* Task to carry out
Look for "Medium" in every line of the listing. Copy the lines that have it.

* Recorded data
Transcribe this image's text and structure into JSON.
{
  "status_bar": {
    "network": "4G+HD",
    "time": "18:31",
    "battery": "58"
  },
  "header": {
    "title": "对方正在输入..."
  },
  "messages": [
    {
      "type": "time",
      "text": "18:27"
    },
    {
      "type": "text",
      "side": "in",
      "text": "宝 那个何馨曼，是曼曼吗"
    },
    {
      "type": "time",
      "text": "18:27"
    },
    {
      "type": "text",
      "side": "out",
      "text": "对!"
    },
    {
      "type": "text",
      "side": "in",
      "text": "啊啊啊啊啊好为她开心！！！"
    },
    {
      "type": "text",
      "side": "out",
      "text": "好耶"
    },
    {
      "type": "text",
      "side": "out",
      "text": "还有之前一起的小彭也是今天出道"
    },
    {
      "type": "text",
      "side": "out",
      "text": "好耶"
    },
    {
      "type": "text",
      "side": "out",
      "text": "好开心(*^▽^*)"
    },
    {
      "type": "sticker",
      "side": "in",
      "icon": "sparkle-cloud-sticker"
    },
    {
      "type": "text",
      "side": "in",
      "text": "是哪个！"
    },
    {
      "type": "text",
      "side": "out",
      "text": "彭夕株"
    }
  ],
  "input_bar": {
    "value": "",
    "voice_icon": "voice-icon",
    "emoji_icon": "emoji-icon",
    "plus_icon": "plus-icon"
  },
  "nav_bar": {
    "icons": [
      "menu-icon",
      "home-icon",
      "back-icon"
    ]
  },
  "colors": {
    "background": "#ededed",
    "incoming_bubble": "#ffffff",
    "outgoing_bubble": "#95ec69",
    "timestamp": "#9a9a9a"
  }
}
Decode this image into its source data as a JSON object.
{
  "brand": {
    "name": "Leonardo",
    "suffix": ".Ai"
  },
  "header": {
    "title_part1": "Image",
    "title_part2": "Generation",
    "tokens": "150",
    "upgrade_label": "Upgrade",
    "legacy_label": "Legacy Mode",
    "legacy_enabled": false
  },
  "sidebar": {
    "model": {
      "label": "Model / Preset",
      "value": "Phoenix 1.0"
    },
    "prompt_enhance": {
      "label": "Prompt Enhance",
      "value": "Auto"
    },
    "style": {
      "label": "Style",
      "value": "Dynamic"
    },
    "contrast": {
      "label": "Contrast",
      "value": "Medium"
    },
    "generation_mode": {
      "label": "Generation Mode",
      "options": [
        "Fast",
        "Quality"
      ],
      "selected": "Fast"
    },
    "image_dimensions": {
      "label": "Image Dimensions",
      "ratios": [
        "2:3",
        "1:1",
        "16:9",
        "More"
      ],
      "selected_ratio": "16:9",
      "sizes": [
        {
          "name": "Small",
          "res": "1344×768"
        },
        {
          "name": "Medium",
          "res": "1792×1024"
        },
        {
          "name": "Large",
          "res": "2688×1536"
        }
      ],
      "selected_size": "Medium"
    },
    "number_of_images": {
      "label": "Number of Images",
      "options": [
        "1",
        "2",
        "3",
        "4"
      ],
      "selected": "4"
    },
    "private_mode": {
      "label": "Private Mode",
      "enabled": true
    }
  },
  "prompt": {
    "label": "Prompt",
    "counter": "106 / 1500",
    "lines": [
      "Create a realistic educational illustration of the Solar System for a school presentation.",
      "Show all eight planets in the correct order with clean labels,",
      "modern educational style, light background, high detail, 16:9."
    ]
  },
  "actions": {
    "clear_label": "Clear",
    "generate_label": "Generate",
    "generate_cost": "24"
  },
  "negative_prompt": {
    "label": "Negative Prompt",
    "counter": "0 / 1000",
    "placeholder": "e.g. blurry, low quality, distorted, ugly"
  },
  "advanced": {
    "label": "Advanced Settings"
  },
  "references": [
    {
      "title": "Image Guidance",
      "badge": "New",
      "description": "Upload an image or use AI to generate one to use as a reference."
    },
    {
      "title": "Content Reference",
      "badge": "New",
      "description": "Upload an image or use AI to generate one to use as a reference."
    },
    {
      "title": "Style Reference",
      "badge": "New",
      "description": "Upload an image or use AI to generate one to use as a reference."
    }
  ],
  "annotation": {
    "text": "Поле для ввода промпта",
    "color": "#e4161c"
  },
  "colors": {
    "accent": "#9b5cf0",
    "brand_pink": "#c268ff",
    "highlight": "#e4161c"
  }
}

* Output of the exercise
      "value": "Medium"
          "name": "Medium",
      "selected_size": "Medium"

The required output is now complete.